You should occasionally divide your individual banana plant to avoid overpopulation like other rhizomes.
The need for this is because they have quick growth; they will all fight for nutrients unless you carry out the dividing and transplanting like other plants
Separate them once a year. Use a sharp spade and considerable force to detach the suckers or pups from the rhizome to divide bananas. After you have separated the sucker from the parent plant, give the rhizome section’s surface a day or two to dry out.
Banana pups may be planted in pots so that you can keep them indoors over the winter as potted plants.
Replant in larger containers or into the ground outside once the threat of frost has passed.
Remember that they are fragile when new plants of all types are initially brought outside after the winter months.
Before transplanting banana trees outside, take precautions to adapt them, and after moving banana plants, cover them from the sun’s direct rays for a few weeks. (Read Do Copper Nails Kill A Tree)
Grow Banana Trees Successfully
After the first frost risk has passed, plant new banana trees as young plants can’t grow in temperatures below 57°F.
Bananas like sun, although some variegated types with scorch-prone leaves like moderate shade. You need a deep hole for growing bananas, and before planting, thoroughly prepare the soil.
You’ll need well-drained soil you have organically modified with a pH of 5.52-6.5 pH.
Bananas need lots of feeding with organic materials, a balanced fertilizer, or green sand. In addition, bananas are full of potassium; thus, they need added nutrients.
Banana trees are from tropical regions and have a warm climate. Therefore, they need water and humidity and one entire plant when surrounded by others than if growing alone.
Many plants nearby help keep leaves wet, although you must weekly water banana plants with 1 to 2 inches of water to keep the soil moist.
Plants need shelter from severe winds as the large leaves can easily damage in storms.
Strong gusts of more than 30 mph rip leaves, yet winds over 40 mph can break the pseudostem and kill the plant. If they fall, they won’t produce fruit for that growing season.
Can Banana Plants Grow In a Container?
You can transplant a banana into a large container, and for optimal growth, you may need larger than a 15-gallon pot for your young plant.
- When using a planting pot, you can regulate the plant’s environment.

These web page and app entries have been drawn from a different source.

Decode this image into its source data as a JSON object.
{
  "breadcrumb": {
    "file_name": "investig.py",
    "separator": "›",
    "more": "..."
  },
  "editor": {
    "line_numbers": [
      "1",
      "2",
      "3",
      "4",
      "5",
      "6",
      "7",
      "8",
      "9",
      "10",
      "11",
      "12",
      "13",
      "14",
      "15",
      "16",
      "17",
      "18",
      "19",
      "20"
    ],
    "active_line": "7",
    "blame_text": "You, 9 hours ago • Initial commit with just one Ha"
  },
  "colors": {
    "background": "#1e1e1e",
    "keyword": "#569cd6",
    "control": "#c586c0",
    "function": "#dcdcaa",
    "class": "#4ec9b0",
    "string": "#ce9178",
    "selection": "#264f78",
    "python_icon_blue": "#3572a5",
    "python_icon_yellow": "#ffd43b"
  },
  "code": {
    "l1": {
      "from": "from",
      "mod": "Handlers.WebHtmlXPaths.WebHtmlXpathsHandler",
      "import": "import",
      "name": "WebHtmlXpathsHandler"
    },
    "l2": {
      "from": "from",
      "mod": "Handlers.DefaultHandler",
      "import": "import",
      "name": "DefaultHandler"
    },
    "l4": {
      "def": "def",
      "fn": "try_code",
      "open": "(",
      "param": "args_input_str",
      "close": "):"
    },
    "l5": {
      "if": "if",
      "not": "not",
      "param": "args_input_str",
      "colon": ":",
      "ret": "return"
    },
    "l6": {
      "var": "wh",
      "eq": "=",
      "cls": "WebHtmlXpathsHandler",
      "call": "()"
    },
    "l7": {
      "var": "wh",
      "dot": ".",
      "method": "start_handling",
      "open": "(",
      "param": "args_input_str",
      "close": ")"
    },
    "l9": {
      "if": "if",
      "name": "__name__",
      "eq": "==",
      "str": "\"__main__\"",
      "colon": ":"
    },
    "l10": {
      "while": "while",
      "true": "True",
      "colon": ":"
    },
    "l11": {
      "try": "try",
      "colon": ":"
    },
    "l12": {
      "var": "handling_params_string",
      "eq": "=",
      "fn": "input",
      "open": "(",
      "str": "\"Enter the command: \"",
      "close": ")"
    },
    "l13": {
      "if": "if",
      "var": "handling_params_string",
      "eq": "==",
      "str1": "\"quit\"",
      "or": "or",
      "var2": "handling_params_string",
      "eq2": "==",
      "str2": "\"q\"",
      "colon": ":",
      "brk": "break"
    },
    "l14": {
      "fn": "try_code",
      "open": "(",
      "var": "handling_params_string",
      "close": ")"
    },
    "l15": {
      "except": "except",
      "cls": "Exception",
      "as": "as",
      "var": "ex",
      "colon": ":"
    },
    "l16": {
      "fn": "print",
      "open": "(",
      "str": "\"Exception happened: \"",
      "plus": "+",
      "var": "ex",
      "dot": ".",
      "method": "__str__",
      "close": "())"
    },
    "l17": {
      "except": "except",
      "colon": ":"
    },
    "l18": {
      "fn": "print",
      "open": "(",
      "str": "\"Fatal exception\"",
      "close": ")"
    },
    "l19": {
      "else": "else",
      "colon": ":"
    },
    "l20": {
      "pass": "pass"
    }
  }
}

For example, it’s well protected from cold and rain.
- The transplanting pots need to be full of well-draining soil, and the pot needs drainage holes so they won’t hold excess water.
- Younger, smaller plants can be watered every few days, but older plants need daily watering. Potted bananas need frequent and plentiful banana tree fertilizer.
- Repot banana plants every three years. Fertilize regularly and use a high-quality potting mix.
- In winter, transfer container banana plants indoors and keep them as a houseplant if you have enough room. A banana can grow 12 to 18 feet.
- Give your indoor banana plant light, warmth, and humidity.
- It’s hard to keep a banana plant indoors in winter. Many gardeners overwinter plants in a cold, dark basement. Some winterize indoor plants.
- When the weather is cold, you’ll find that Panama disease chances are reduced than in warmer conditions.